§ The task
In the entries that follow, count each line containing "قیمت" and state the total, nothing more.

(Dataset entries)

┄┄┄┄┄┄┄┄┄┄┄┄┄┄┄┄┄┄┄┄

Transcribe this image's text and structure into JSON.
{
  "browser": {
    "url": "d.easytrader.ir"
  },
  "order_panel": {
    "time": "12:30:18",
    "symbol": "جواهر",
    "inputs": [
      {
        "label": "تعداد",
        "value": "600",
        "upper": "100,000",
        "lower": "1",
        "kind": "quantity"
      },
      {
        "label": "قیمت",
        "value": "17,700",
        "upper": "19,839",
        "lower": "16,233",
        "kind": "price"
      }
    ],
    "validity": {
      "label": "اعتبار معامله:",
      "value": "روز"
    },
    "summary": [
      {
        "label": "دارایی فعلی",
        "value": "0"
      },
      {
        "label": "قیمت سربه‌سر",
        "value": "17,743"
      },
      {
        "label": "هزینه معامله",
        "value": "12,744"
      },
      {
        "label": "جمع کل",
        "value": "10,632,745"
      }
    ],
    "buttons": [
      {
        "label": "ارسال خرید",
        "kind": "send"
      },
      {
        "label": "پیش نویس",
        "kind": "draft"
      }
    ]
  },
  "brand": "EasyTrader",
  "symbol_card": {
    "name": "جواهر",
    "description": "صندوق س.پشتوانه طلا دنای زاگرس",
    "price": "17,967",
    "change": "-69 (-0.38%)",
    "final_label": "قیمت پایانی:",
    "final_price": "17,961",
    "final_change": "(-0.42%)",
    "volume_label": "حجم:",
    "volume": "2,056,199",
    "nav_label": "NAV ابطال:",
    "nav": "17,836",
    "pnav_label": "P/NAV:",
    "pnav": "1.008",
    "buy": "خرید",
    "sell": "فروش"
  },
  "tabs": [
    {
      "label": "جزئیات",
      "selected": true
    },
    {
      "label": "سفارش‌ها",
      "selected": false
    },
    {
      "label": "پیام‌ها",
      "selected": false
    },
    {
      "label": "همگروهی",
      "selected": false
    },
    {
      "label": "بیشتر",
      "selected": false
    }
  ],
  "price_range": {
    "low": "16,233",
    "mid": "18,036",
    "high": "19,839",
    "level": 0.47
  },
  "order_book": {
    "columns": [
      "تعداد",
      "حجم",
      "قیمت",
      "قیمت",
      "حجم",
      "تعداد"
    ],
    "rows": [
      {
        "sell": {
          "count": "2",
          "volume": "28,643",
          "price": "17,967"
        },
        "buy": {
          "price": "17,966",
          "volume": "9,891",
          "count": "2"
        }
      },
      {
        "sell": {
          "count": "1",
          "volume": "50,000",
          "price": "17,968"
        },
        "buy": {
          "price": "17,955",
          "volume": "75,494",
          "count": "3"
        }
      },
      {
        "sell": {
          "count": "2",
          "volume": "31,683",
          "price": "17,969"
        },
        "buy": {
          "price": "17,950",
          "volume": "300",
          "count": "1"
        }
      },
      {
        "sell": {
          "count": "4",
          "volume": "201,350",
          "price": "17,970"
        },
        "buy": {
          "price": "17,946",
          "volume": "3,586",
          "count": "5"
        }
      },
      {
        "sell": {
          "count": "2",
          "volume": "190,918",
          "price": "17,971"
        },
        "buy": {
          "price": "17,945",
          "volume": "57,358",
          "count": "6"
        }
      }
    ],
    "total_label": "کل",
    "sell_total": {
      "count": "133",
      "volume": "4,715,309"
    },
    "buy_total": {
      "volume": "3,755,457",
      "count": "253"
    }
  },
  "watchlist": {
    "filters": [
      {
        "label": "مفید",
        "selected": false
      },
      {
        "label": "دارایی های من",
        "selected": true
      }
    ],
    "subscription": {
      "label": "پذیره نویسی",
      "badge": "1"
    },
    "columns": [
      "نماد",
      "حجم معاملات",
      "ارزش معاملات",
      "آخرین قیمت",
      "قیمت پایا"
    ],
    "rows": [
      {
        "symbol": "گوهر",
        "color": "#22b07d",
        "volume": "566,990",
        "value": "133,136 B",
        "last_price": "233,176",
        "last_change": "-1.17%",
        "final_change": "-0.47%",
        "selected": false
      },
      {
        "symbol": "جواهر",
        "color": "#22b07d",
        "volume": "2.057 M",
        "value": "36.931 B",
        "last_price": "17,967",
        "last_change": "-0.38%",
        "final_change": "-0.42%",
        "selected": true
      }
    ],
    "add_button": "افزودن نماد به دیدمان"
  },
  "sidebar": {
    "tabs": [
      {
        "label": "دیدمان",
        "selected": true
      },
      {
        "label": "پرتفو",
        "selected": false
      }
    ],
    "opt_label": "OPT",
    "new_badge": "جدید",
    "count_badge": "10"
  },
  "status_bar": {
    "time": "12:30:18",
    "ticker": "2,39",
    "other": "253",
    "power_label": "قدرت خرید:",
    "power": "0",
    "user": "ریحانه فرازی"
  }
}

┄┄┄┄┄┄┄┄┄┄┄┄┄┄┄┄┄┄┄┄

§ Response box
7